YOUR OBJECTIVE :: Would you return the entries exactly, with every line intact?

Content starts

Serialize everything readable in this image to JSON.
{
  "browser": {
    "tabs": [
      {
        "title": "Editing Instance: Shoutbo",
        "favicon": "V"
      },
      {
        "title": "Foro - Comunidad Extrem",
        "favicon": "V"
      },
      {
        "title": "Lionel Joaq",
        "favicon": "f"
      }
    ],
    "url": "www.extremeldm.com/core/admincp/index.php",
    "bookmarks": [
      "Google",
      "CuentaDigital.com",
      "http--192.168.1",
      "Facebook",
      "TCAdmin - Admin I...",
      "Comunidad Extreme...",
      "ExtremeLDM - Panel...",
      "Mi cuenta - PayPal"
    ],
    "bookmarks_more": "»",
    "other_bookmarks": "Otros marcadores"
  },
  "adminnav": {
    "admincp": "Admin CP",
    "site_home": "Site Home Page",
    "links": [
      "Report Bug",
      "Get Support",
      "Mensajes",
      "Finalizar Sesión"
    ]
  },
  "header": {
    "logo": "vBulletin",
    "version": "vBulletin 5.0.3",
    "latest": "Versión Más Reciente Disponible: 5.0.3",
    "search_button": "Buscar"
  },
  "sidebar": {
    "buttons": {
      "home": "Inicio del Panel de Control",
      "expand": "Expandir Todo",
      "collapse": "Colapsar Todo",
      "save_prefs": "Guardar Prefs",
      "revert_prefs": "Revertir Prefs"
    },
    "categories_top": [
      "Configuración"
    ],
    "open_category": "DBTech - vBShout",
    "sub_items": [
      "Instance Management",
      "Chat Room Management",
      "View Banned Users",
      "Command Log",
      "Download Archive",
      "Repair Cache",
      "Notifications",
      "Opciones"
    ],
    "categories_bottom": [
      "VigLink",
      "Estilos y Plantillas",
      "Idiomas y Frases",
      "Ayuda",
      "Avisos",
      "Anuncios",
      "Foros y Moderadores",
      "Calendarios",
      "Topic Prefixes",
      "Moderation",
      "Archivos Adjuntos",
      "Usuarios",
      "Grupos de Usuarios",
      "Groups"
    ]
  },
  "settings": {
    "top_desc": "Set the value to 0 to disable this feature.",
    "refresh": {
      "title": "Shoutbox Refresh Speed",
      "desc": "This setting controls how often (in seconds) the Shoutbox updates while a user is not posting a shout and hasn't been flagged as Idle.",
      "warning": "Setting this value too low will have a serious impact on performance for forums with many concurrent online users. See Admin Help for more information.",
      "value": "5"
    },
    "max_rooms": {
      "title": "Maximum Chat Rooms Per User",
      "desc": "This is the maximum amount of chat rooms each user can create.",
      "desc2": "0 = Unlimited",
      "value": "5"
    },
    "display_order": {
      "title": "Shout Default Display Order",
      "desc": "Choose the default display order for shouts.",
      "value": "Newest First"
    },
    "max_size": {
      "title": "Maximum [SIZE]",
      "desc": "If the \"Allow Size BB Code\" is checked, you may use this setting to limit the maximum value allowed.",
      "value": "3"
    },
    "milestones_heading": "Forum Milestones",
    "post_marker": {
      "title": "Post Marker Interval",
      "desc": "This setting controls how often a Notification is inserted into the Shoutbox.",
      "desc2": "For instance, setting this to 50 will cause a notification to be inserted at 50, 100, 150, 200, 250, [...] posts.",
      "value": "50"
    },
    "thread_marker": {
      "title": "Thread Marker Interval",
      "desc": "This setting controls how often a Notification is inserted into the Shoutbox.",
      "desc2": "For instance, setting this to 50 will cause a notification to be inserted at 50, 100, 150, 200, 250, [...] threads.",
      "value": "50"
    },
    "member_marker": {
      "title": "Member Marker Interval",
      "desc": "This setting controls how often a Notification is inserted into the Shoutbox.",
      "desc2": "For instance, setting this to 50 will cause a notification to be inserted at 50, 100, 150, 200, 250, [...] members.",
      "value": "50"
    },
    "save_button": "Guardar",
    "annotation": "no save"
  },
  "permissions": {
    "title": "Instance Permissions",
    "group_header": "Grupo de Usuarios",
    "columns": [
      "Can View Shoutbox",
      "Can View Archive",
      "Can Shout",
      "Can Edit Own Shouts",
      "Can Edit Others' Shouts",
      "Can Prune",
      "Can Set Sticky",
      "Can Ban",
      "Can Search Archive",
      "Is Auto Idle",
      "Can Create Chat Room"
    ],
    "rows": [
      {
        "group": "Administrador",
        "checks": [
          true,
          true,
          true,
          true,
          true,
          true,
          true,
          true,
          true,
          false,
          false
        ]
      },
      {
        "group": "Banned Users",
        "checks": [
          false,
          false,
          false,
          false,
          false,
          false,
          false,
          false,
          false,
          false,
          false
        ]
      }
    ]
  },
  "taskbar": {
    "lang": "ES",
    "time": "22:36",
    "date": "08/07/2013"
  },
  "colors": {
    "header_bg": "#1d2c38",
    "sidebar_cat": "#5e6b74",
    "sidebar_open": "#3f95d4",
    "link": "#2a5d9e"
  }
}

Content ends

COMPLETED TASK ::
Serialize everything readable in this image to JSON.
{
  "browser": {
    "tabs": [
      {
        "title": "Editing Instance: Shoutbo",
        "favicon": "V"
      },
      {
        "title": "Foro - Comunidad Extrem",
        "favicon": "V"
      },
      {
        "title": "Lionel Joaq",
        "favicon": "f"
      }
    ],
    "url": "www.extremeldm.com/core/admincp/index.php",
    "bookmarks": [
      "Google",
      "CuentaDigital.com",
      "http--192.168.1",
      "Facebook",
      "TCAdmin - Admin I...",
      "Comunidad Extreme...",
      "ExtremeLDM - Panel...",
      "Mi cuenta - PayPal"
    ],
    "bookmarks_more": "»",
    "other_bookmarks": "Otros marcadores"
  },
  "adminnav": {
    "admincp": "Admin CP",
    "site_home": "Site Home Page",
    "links": [
      "Report Bug",
      "Get Support",
      "Mensajes",
      "Finalizar Sesión"
    ]
  },
  "header": {
    "logo": "vBulletin",
    "version": "vBulletin 5.0.3",
    "latest": "Versión Más Reciente Disponible: 5.0.3",
    "search_button": "Buscar"
  },
  "sidebar": {
    "buttons": {
      "home": "Inicio del Panel de Control",
      "expand": "Expandir Todo",
      "collapse": "Colapsar Todo",
      "save_prefs": "Guardar Prefs",
      "revert_prefs": "Revertir Prefs"
    },
    "categories_top": [
      "Configuración"
    ],
    "open_category": "DBTech - vBShout",
    "sub_items": [
      "Instance Management",
      "Chat Room Management",
      "View Banned Users",
      "Command Log",
      "Download Archive",
      "Repair Cache",
      "Notifications",
      "Opciones"
    ],
    "categories_bottom": [
      "VigLink",
      "Estilos y Plantillas",
      "Idiomas y Frases",
      "Ayuda",
      "Avisos",
      "Anuncios",
      "Foros y Moderadores",
      "Calendarios",
      "Topic Prefixes",
      "Moderation",
      "Archivos Adjuntos",
      "Usuarios",
      "Grupos de Usuarios",
      "Groups"
    ]
  },
  "settings": {
    "top_desc": "Set the value to 0 to disable this feature.",
    "refresh": {
      "title": "Shoutbox Refresh Speed",
      "desc": "This setting controls how often (in seconds) the Shoutbox updates while a user is not posting a shout and hasn't been flagged as Idle.",
      "warning": "Setting this value too low will have a serious impact on performance for forums with many concurrent online users. See Admin Help for more information.",
      "value": "5"
    },
    "max_rooms": {
      "title": "Maximum Chat Rooms Per User",
      "desc": "This is the maximum amount of chat rooms each user can create.",
      "desc2": "0 = Unlimited",
      "value": "5"
    },
    "display_order": {
      "title": "Shout Default Display Order",
      "desc": "Choose the default display order for shouts.",
      "value": "Newest First"
    },
    "max_size": {
      "title": "Maximum [SIZE]",
      "desc": "If the \"Allow Size BB Code\" is checked, you may use this setting to limit the maximum value allowed.",
      "value": "3"
    },
    "milestones_heading": "Forum Milestones",
    "post_marker": {
      "title": "Post Marker Interval",
      "desc": "This setting controls how often a Notification is inserted into the Shoutbox.",
      "desc2": "For instance, setting this to 50 will cause a notification to be inserted at 50, 100, 150, 200, 250, [...] posts.",
      "value": "50"
    },
    "thread_marker": {
      "title": "Thread Marker Interval",
      "desc": "This setting controls how often a Notification is inserted into the Shoutbox.",
      "desc2": "For instance, setting this to 50 will cause a notification to be inserted at 50, 100, 150, 200, 250, [...] threads.",
      "value": "50"
    },
    "member_marker": {
      "title": "Member Marker Interval",
      "desc": "This setting controls how often a Notification is inserted into the Shoutbox.",
      "desc2": "For instance, setting this to 50 will cause a notification to be inserted at 50, 100, 150, 200, 250, [...] members.",
      "value": "50"
    },
    "save_button": "Guardar",
    "annotation": "no save"
  },
  "permissions": {
    "title": "Instance Permissions",
    "group_header": "Grupo de Usuarios",
    "columns": [
      "Can View Shoutbox",
      "Can View Archive",
      "Can Shout",
      "Can Edit Own Shouts",
      "Can Edit Others' Shouts",
      "Can Prune",
      "Can Set Sticky",
      "Can Ban",
      "Can Search Archive",
      "Is Auto Idle",
      "Can Create Chat Room"
    ],
    "rows": [
      {
        "group": "Administrador",
        "checks": [
          true,
          true,
          true,
          true,
          true,
          true,
          true,
          true,
          true,
          false,
          false
        ]
      },
      {
        "group": "Banned Users",
        "checks": [
          false,
          false,
          false,
          false,
          false,
          false,
          false,
          false,
          false,
          false,
          false
        ]
      }
    ]
  },
  "taskbar": {
    "lang": "ES",
    "time": "22:36",
    "date": "08/07/2013"
  },
  "colors": {
    "header_bg": "#1d2c38",
    "sidebar_cat": "#5e6b74",
    "sidebar_open": "#3f95d4",
    "link": "#2a5d9e"
  }
}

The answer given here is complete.